There is a section within the financials when looking at an office building for sale that includes what many refer to as “below the line” items. These items can destroy an owner’s net operating income (NOI) and potentially make owning an office building an investor’s worst nightmare. These items generally consist of tenant improvements, commissions and other various capital expenditures that can be actual reoccurring costs annually.
There are also several common operating mistakes that buyers are prone to making when making an office investment. These include not understanding the time it will take to hit leasing projections, as well as having an inaccurate idea on how expensive renovation costs will be for a building.
The leasing aspect of an office investment is very methodical. Understanding tenant size requirements, which tend to vary from area to area, is important, and having a proper leasing strategy implemented for your building is equally key to success.
Time and time again, we have seen inexperienced leasing agents let an office building sit for years without achieving desired occupancy. While representation is important on the leasing side, it is also just as crucial for buying and selling as well.
Know Your Product
There is ample opportunity in DFW for experienced investment sales brokers in the office space to flip buildings that were previously listed by brokers who did not have an accurate understanding of how these properties run and operate.
Last year, Colliers International sold an office building in Las Colinas for half of a million dollars higher than its previously list price, simply due to the lack of understanding the previous broker had. We saw the true value of the building, articulated that to buyers and showed them how they would continue to increase this asset’s value and cash flow after its purchase.
In today’s market, it is equally important to understand how to create value in an office investment and to grasp where this value can come from. Value-add opportunities can be found in multiple aspects of an office investment.
One opportunity that is always considered is the question of whether rents are at or below market rates. If rents are low, there is an obvious opportunity to increase cash flow and therefore the overall value of the project.
There are several ways to help with the successful increase of rental rates, including exterior and common area renovations, as well as adding certain amenities. Features such as outdoor green space with seating, advanced conference facilities and upgraded food and beverage options can all go a long way in justifying higher rental rates.
Value-add opportunities in the office market can also stem from decreasing expenses wherever possible. The structure of a lease is one prominent way through which owners can find ways to cut expenses. For example, if tenants are paying triple net reimbursements, then they pay a prorated portion of real estate tax, insurance and common area maintenance.
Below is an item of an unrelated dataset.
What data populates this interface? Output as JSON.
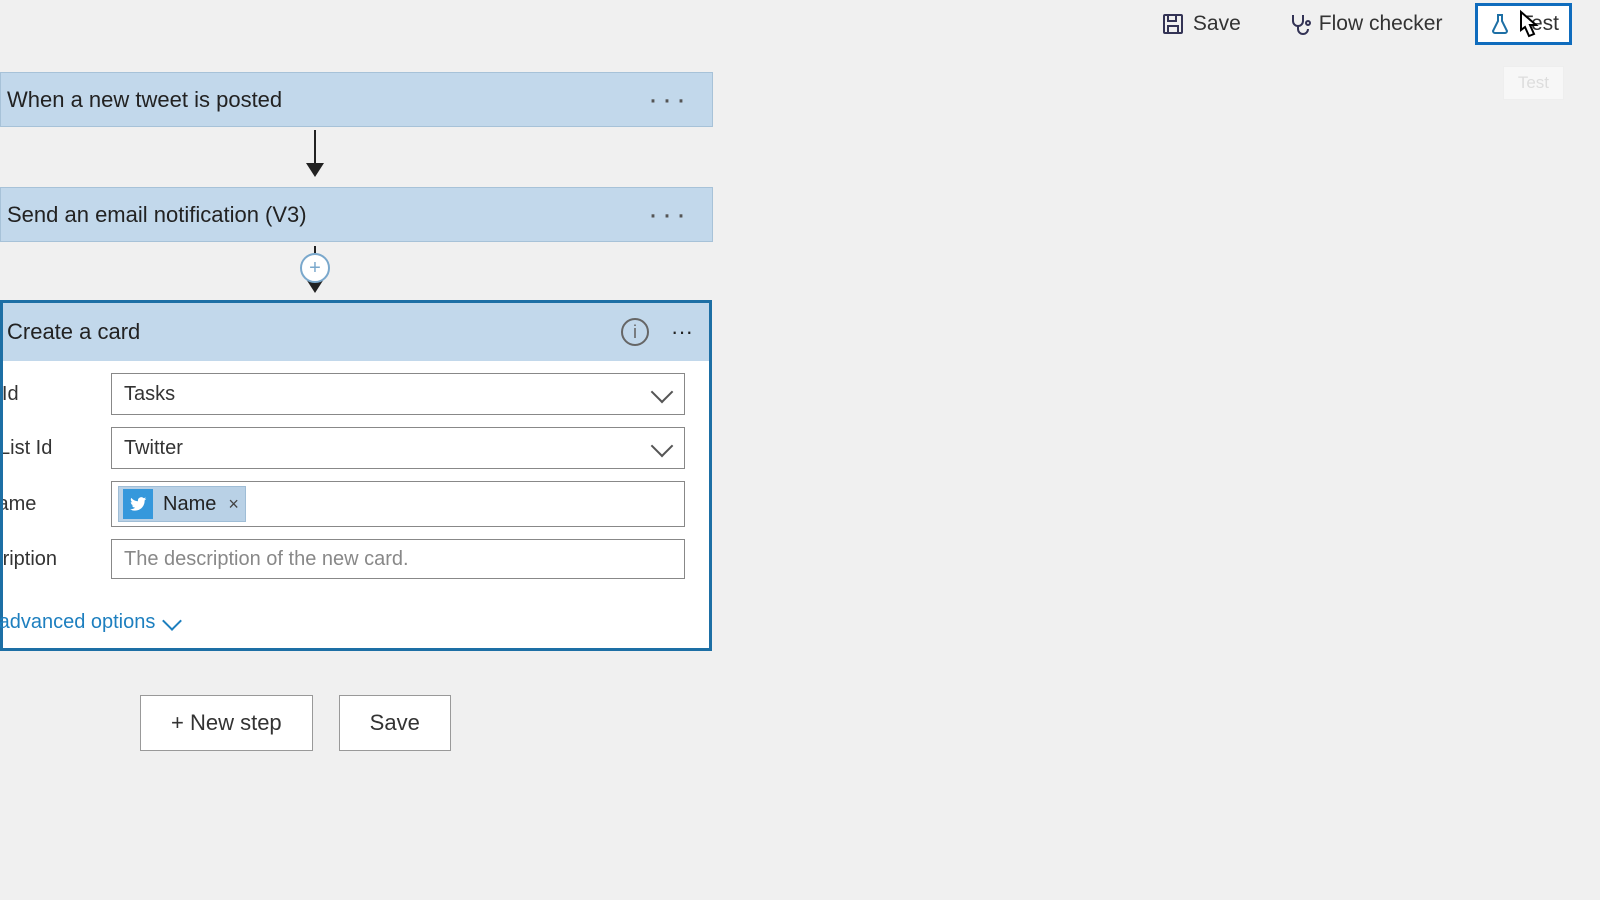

Apart from decreasing expenses, more value-add opportunities can come from generating additional income on the property. Two examples of this practice involve utilizing cell tower income on the roofs of buildings and implementing paid parking.
While it is essential to understand the day-to-day aspects of office investments, we now face a unique time in which the rapid spread of COVID-19 has affected everyone in the United States and throughout the world.
The global economy has changed, and that includes the commercial real estate industry. While many people we talk with have told us that they are going to put their real estate purchasing on hold until COVID-19 concerns diminish, we have also had an equal amount of people reach out to us asking if they can buy more investments because of how low interest rates are.
We recently received a term sheet for a value-add office building with a 3.75 percent interest rate. Many local lenders are giving phenomenal deals for buyers in this market. Just last week, we closed a mid-rise office project in Dallas that had over 10 offers and great activity even with the economic concerns surrounding COVID-19.
All of that is to say that even if the most dire of macroeconomic situations, smart real estate plays can still be made in fundamentally sound markets like the DFW office sector. It just takes the right knowledge.
Cody Payne is a senior vice president in the Dallas-Fort Worth office of Colliers International focusing on capital markets advisory and disposition services of Class A and B office product.